Task details — Working from the records beneath this line, reproduce each one exactly.

......

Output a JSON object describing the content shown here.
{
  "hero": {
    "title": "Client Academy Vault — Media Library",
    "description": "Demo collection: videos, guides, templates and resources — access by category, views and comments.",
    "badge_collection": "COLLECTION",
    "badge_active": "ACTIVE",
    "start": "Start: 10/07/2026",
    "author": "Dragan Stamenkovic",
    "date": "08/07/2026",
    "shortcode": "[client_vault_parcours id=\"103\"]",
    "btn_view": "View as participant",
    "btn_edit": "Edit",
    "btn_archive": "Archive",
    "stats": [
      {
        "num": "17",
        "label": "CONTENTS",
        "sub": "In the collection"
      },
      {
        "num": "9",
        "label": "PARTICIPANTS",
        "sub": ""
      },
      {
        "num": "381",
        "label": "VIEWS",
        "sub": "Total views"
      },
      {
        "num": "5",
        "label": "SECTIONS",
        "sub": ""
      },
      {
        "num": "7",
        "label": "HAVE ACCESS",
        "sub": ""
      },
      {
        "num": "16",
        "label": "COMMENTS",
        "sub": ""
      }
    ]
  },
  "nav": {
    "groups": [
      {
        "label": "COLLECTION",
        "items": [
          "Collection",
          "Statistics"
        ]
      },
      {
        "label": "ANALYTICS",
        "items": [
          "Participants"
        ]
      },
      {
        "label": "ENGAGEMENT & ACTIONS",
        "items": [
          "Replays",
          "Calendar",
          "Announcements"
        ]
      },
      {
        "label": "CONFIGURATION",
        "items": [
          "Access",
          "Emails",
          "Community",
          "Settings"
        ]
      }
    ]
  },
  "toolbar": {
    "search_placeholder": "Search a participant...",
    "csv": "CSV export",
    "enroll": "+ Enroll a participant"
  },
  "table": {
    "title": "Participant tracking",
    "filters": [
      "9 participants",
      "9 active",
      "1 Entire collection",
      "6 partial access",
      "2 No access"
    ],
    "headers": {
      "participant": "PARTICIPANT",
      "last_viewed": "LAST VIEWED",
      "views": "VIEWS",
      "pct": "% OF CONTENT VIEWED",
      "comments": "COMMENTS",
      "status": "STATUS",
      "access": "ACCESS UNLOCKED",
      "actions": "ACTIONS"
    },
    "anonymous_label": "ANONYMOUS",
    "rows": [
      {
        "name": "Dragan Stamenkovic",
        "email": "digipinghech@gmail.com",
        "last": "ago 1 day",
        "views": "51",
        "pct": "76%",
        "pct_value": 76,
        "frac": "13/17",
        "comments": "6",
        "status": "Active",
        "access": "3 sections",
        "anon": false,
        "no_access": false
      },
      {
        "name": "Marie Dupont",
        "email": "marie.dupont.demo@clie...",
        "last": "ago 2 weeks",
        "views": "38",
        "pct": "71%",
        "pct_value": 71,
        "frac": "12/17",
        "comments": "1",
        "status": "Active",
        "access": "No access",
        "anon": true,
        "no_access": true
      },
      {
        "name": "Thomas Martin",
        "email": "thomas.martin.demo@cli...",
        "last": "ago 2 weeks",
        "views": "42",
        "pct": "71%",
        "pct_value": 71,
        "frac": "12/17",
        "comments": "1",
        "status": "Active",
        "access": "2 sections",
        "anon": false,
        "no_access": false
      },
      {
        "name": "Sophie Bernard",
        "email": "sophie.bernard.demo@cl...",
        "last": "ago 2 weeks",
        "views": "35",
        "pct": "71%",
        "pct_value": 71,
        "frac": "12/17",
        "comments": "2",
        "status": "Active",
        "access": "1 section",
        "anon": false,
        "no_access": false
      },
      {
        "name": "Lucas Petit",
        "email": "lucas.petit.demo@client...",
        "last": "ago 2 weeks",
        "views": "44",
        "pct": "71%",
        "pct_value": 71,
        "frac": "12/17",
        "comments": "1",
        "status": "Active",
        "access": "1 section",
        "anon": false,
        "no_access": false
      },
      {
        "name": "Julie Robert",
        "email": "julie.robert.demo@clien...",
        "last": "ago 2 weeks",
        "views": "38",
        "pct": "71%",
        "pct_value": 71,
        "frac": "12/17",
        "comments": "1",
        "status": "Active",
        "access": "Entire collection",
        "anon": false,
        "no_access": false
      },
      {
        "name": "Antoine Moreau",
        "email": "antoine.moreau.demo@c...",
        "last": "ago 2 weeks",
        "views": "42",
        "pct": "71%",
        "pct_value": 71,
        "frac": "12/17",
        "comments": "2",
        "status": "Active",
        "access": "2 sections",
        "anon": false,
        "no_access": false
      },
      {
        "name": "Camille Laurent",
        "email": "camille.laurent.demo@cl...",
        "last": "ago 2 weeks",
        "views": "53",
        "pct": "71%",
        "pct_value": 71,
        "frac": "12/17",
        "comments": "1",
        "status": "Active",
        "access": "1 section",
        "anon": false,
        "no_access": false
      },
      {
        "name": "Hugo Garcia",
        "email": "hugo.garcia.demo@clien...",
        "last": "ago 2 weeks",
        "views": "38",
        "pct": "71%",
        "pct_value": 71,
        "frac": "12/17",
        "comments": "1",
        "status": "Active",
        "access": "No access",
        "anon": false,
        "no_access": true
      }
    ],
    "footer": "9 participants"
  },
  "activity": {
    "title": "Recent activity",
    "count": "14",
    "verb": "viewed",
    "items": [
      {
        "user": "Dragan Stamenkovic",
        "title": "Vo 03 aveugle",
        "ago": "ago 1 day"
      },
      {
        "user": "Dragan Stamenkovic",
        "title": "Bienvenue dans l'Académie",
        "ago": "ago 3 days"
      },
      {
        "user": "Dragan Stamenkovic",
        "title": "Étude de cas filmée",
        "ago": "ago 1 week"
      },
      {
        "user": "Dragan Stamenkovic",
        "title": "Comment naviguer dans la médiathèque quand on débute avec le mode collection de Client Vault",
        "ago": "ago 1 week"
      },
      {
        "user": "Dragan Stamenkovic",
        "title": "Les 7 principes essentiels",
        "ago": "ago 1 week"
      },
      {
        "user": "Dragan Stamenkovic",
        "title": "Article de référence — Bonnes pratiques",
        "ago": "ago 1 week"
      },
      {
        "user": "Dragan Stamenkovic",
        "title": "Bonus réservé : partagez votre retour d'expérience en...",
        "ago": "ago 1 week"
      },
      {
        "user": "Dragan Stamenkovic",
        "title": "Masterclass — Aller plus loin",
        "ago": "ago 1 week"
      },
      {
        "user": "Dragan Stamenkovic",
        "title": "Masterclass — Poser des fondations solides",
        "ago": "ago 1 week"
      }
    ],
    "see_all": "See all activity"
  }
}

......

Output for this exercise —
Output a JSON object describing the content shown here.
{
  "hero": {
    "title": "Client Academy Vault — Media Library",
    "description": "Demo collection: videos, guides, templates and resources — access by category, views and comments.",
    "badge_collection": "COLLECTION",
    "badge_active": "ACTIVE",
    "start": "Start: 10/07/2026",
    "author": "Dragan Stamenkovic",
    "date": "08/07/2026",
    "shortcode": "[client_vault_parcours id=\"103\"]",
    "btn_view": "View as participant",
    "btn_edit": "Edit",
    "btn_archive": "Archive",
    "stats": [
      {
        "num": "17",
        "label": "CONTENTS",
        "sub": "In the collection"
      },
      {
        "num": "9",
        "label": "PARTICIPANTS",
        "sub": ""
      },
      {
        "num": "381",
        "label": "VIEWS",
        "sub": "Total views"
      },
      {
        "num": "5",
        "label": "SECTIONS",
        "sub": ""
      },
      {
        "num": "7",
        "label": "HAVE ACCESS",
        "sub": ""
      },
      {
        "num": "16",
        "label": "COMMENTS",
        "sub": ""
      }
    ]
  },
  "nav": {
    "groups": [
      {
        "label": "COLLECTION",
        "items": [
          "Collection",
          "Statistics"
        ]
      },
      {
        "label": "ANALYTICS",
        "items": [
          "Participants"
        ]
      },
      {
        "label": "ENGAGEMENT & ACTIONS",
        "items": [
          "Replays",
          "Calendar",
          "Announcements"
        ]
      },
      {
        "label": "CONFIGURATION",
        "items": [
          "Access",
          "Emails",
          "Community",
          "Settings"
        ]
      }
    ]
  },
  "toolbar": {
    "search_placeholder": "Search a participant...",
    "csv": "CSV export",
    "enroll": "+ Enroll a participant"
  },
  "table": {
    "title": "Participant tracking",
    "filters": [
      "9 participants",
      "9 active",
      "1 Entire collection",
      "6 partial access",
      "2 No access"
    ],
    "headers": {
      "participant": "PARTICIPANT",
      "last_viewed": "LAST VIEWED",
      "views": "VIEWS",
      "pct": "% OF CONTENT VIEWED",
      "comments": "COMMENTS",
      "status": "STATUS",
      "access": "ACCESS UNLOCKED",
      "actions": "ACTIONS"
    },
    "anonymous_label": "ANONYMOUS",
    "rows": [
      {
        "name": "Dragan Stamenkovic",
        "email": "digipinghech@gmail.com",
        "last": "ago 1 day",
        "views": "51",
        "pct": "76%",
        "pct_value": 76,
        "frac": "13/17",
        "comments": "6",
        "status": "Active",
        "access": "3 sections",
        "anon": false,
        "no_access": false
      },
      {
        "name": "Marie Dupont",
        "email": "marie.dupont.demo@clie...",
        "last": "ago 2 weeks",
        "views": "38",
        "pct": "71%",
        "pct_value": 71,
        "frac": "12/17",
        "comments": "1",
        "status": "Active",
        "access": "No access",
        "anon": true,
        "no_access": true
      },
      {
        "name": "Thomas Martin",
        "email": "thomas.martin.demo@cli...",
        "last": "ago 2 weeks",
        "views": "42",
        "pct": "71%",
        "pct_value": 71,
        "frac": "12/17",
        "comments": "1",
        "status": "Active",
        "access": "2 sections",
        "anon": false,
        "no_access": false
      },
      {
        "name": "Sophie Bernard",
        "email": "sophie.bernard.demo@cl...",
        "last": "ago 2 weeks",
        "views": "35",
        "pct": "71%",
        "pct_value": 71,
        "frac": "12/17",
        "comments": "2",
        "status": "Active",
        "access": "1 section",
        "anon": false,
        "no_access": false
      },
      {
        "name": "Lucas Petit",
        "email": "lucas.petit.demo@client...",
        "last": "ago 2 weeks",
        "views": "44",
        "pct": "71%",
        "pct_value": 71,
        "frac": "12/17",
        "comments": "1",
        "status": "Active",
        "access": "1 section",
        "anon": false,
        "no_access": false
      },
      {
        "name": "Julie Robert",
        "email": "julie.robert.demo@clien...",
        "last": "ago 2 weeks",
        "views": "38",
        "pct": "71%",
        "pct_value": 71,
        "frac": "12/17",
        "comments": "1",
        "status": "Active",
        "access": "Entire collection",
        "anon": false,
        "no_access": false
      },
      {
        "name": "Antoine Moreau",
        "email": "antoine.moreau.demo@c...",
        "last": "ago 2 weeks",
        "views": "42",
        "pct": "71%",
        "pct_value": 71,
        "frac": "12/17",
        "comments": "2",
        "status": "Active",
        "access": "2 sections",
        "anon": false,
        "no_access": false
      },
      {
        "name": "Camille Laurent",
        "email": "camille.laurent.demo@cl...",
        "last": "ago 2 weeks",
        "views": "53",
        "pct": "71%",
        "pct_value": 71,
        "frac": "12/17",
        "comments": "1",
        "status": "Active",
        "access": "1 section",
        "anon": false,
        "no_access": false
      },
      {
        "name": "Hugo Garcia",
        "email": "hugo.garcia.demo@clien...",
        "last": "ago 2 weeks",
        "views": "38",
        "pct": "71%",
        "pct_value": 71,
        "frac": "12/17",
        "comments": "1",
        "status": "Active",
        "access": "No access",
        "anon": false,
        "no_access": true
      }
    ],
    "footer": "9 participants"
  },
  "activity": {
    "title": "Recent activity",
    "count": "14",
    "verb": "viewed",
    "items": [
      {
        "user": "Dragan Stamenkovic",
        "title": "Vo 03 aveugle",
        "ago": "ago 1 day"
      },
      {
        "user": "Dragan Stamenkovic",
        "title": "Bienvenue dans l'Académie",
        "ago": "ago 3 days"
      },
      {
        "user": "Dragan Stamenkovic",
        "title": "Étude de cas filmée",
        "ago": "ago 1 week"
      },
      {
        "user": "Dragan Stamenkovic",
        "title": "Comment naviguer dans la médiathèque quand on débute avec le mode collection de Client Vault",
        "ago": "ago 1 week"
      },
      {
        "user": "Dragan Stamenkovic",
        "title": "Les 7 principes essentiels",
        "ago": "ago 1 week"
      },
      {
        "user": "Dragan Stamenkovic",
        "title": "Article de référence — Bonnes pratiques",
        "ago": "ago 1 week"
      },
      {
        "user": "Dragan Stamenkovic",
        "title": "Bonus réservé : partagez votre retour d'expérience en...",
        "ago": "ago 1 week"
      },
      {
        "user": "Dragan Stamenkovic",
        "title": "Masterclass — Aller plus loin",
        "ago": "ago 1 week"
      },
      {
        "user": "Dragan Stamenkovic",
        "title": "Masterclass — Poser des fondations solides",
        "ago": "ago 1 week"
      }
    ],
    "see_all": "See all activity"
  }
}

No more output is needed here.